Vehicle Check

Make sure you are changing oil at the “severe service” intervals recommended by your vehicle’s manufacturer.
Make sure you are changing oil at the “severe service” intervals recommended by your vehicle’s manufacturer.

Any pickup or SUV used by outdoorsmen is considered being used under severe service by the definitions posed in the vehicle owner’s manual. So between 3,000-6,000 miles (depending on the engine) your vehicle needs an oil/filter change. It’s also good to have the engine given a full tune-up. This ensures maximum performance and fuel economy during the rest of the year.

The air filter should be cleaned or changed, and wiper blades refilled. (I suggest replacing the factory blades with silicon-impregnated versions such as offered by Rain-X, PIAA and Tripledge.)

In addition the spring check-up should include close checks of all belts and hoses, fluid levels under the hood and in the differentials, and a thorough check of battery and cable connections.

Jack up and properly support the vehicle.
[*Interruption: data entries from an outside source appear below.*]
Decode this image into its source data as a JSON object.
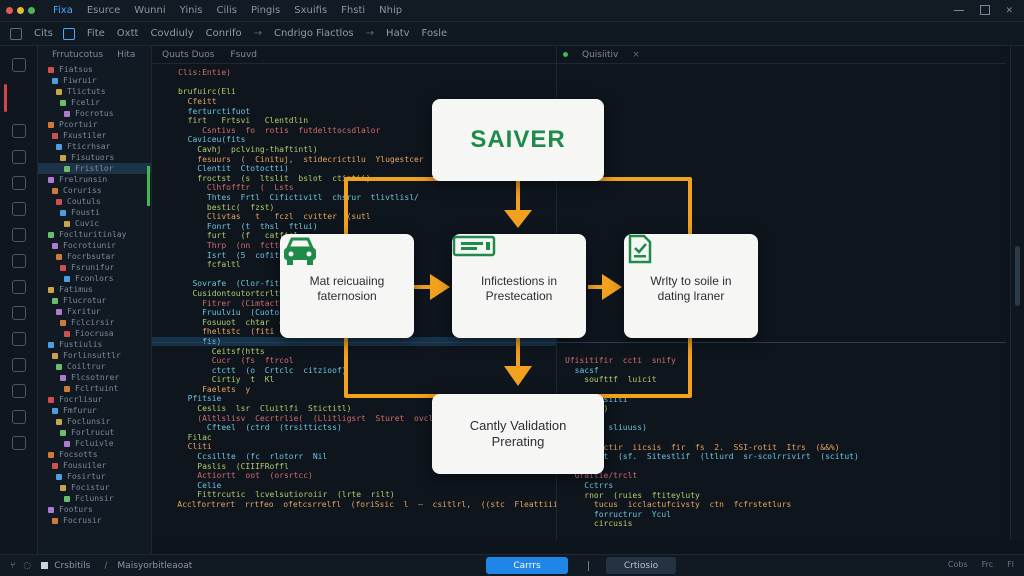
{
  "titlebar": {
    "menu": [
      "Fixa",
      "Esurce",
      "Wunni",
      "Yinis",
      "Cilis",
      "Pingis",
      "Sxuifis",
      "Fhsti",
      "Nhip"
    ],
    "traffic_colors": [
      "#e25a4f",
      "#e6b83a",
      "#4fb55a"
    ]
  },
  "toolbar": {
    "items": [
      "Cits",
      "Fite",
      "Oxtt",
      "Covdiuly",
      "Conrifo",
      "Cndrigo Fiactlos",
      "Hatv",
      "Fosle"
    ]
  },
  "explorer": {
    "tabs": [
      "Frrutucotus",
      "Hita"
    ],
    "rows": [
      "Fiatsus",
      "Fiwruir",
      "Tlictuts",
      "Fcelir",
      "Focrotus",
      "Pcortuir",
      "Fxustiler",
      "Fticrhsar",
      "Fisutuors",
      "Fristlor",
      "Frelrunsin",
      "Coruriss",
      "Coutuls",
      "Fousti",
      "Cuvic",
      "Foclturitinlay",
      "Focrotiunir",
      "Focrbsutar",
      "Fsrunifur",
      "Fconlors",
      "Fatimus",
      "Flucrotur",
      "Fxritur",
      "Fclcirsir",
      "Fiocrusa",
      "Fustiulis",
      "Forlinsuttlr",
      "Coiltrur",
      "Flcsotnrer",
      "Fclrtuint",
      "Focrlisur",
      "Fmfurur",
      "Foclunsir",
      "Forlrucut",
      "Fcluivle",
      "Focsotts",
      "Fousuiler",
      "Fosirtur",
      "Focistur",
      "Fclunsir",
      "Footurs",
      "Focrusir"
    ]
  },
  "editor": {
    "tabs": [
      "Quuts Duos",
      "Fsuvd"
    ],
    "lines": [
      "Clis:Entie)",
      "",
      "brufuirc(Eli",
      "  Cfeitt",
      "  ferturctifuot",
      "  firt   Frtsvi   Clentdlin",
      "     Csntivs  fo  rotis  futdelttocsdlalor",
      "  Caviceu(fits",
      "    Cavhj  pclving-thaftintl)",
      "    fesuurs  (  Cinituj,  stidecrictilu  Ylugestcer",
      "    Clentit  Ctotoctti)",
      "    froctst  (s  ltslit  bslot  ctintii)",
      "      Clhfofftr  (  Lsts",
      "      Thtes  Frtl  Cifictivitl  chsrur  tlivtlisl/",
      "      bestic(  fzst)",
      "      Clivtas   t   fczl  cvitter  (sutl",
      "      Fonrt  (t  thsl  ftlui)",
      "      furt   (f   catfisl",
      "      Thrp  (nn  fctte(c   ctintii)",
      "      Isrt  (5  cofit  crt",
      "      fcfaltl",
      "",
      "   Sovrafe  (Clor-fitsin",
      "   Cusidontoutortcrlttiesil",
      "     Fitrer  (Cimtactlu  Celvotr",
      "     Fruulviu  (Cuotor  Cfslits  fcisiitlonsitul",
      "     Fosuuot  chtar  olitsrsutt  cctiterit",
      "     fheltstc  (fiti  scsittlvs",
      "     fis)",
      "       Ceitsf(htts",
      "       Cucr  (fs  ftrcol",
      "       ctctt  (o  Crtclc  citzioof)",
      "       Cirtiy  t  Kl",
      "     Faelets  y",
      "  Pfitsie",
      "    Ceslis  lsr  Cluitlfi  Stictitl)",
      "    (Altlslisv  Cecrtrlie(  (Llitligsrt  Sturet  ovcltir",
      "      Cfteel  (ctrd  (trsittictss)",
      "  Filac",
      "  Cliti",
      "    Ccsillte  (fc  rlotorr  Nil",
      "    Paslis  (CIIIFRoffl",
      "    Actiortt  oot  (orsrtcc)",
      "    Celie",
      "    Fittrcutic  lcvelsutioroiir  (lrte  rilt)",
      "    Acclfortrert  rrtfeo  ofetcsrrelfl  (foriSsic  l  —  csitlrl,  ((stc  Fleattiiiro"
    ]
  },
  "rpane": {
    "tab": "Quisiitiv",
    "lines": [
      "Ufisitifir  ccti  snify",
      "  sacsf",
      "    soufttf  luicit",
      "",
      "    frttsiiti",
      "    (eel)",
      "",
      "  Guuuu  sliuuss)",
      "",
      "  suinfictir  iicsis  fir  fs  2.  SSI-rotit  Itrs  (&&%)",
      "  Dursect  (sf.  Sitestlif  (ltlurd  sr-scolrrivirt  (scitut)",
      "",
      "  Graitie/trclt",
      "    Cctrrs",
      "    rnor  (ruies  ftiteyluty",
      "      tucus  icclactufcivsty  ctn  fcfrstetlurs",
      "      forructrur  Ycul",
      "      circusis"
    ]
  },
  "diagram": {
    "title": "SAIVER",
    "left": {
      "line1": "Mat reicuaiing",
      "line2": "faternosion"
    },
    "center": {
      "line1": "Infictestions in",
      "line2": "Prestecation"
    },
    "right": {
      "line1": "Wrlty to soile in",
      "line2": "dating lraner"
    },
    "bottom": {
      "line1": "Cantly Validation",
      "line2": "Prerating"
    },
    "colors": {
      "arrow": "#f2a11e",
      "icon": "#1f8a4a",
      "card": "#f6f7f5"
    }
  },
  "status": {
    "left": "Crsbitils",
    "path": "Maisyorbitleaoat",
    "primary_button": "Carrrs",
    "secondary_button": "Crtiosio",
    "right_items": [
      "Cobs",
      "Frc",
      "Fl"
    ]
  }
}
Remove each wheel and inspect the brakes, brake hoses and wheel cylinders for leaks or wear. If this isn’t something you feel comfortable doing, have a good brake shop do the inspection.

This is a good time to check the shocks for any signs of damage or wear. If the shocks have more than 40,000 miles on them, put on a new set.

Inspect the tires for unusual wear patterns and rotate if they are still in good shape. Remember if the tread is below the top of Lincoln’s head when a penny is inserted upside own in the tread, the tire is worn out.

Don’t forget to check the hitch. Look for corrosion, cracks or scraping damage. Make sure all the mounting bolts are tight and that the trailer wiring and connector plug are in good condition.

Take an especially careful look at the towing ball. Is the locknut tight? Is the ball still smooth, or is it worn or gouged? Check for any signs of bending or stress cracks. If any problems appear, replace the ball – they’re inexpensive, but a critical link in towing safety.

While your back there makes sure the taillights, brake lights, parking lights and license plate lights are working properly.

Trailer Check

It’s also wise to take a close look at the trailer coupler inside and out. The “jaws” should be adjusted to clamp securely to the ball and dabbed with a good marine grease.


The safety chains should be long enough to allow full trailer turn, but not long enough to drag on the ground. And, the ends that connect to the hitch should be of the snap or clevis variety, not “S”-hooks.

Hand pack your wheel bearings with a good marine-grade bearing grease.
Hand pack your wheel bearings with a good marine-grade bearing grease.

A good spring check-up also includes paying attention to the rest of the boat trailer. This means giving it a brake job, repacking the wheel bearings, replacing worn tires, repairing damaged bunks or rollers, inspecting the axle springs and hangers, checking the winch cable or strap and lubricating the gears.


Like the tow vehicle, the boat trailer’s tires and electrical system need to be checked and serviced as needed. (The two most common sources of trailer trouble are electrical systems and tires.) Repair/replace any damaged electrical plugs or wires.

None of the above tasks are difficult to do, but doing is essential if you want to get to the water safely all season long without drama along the way.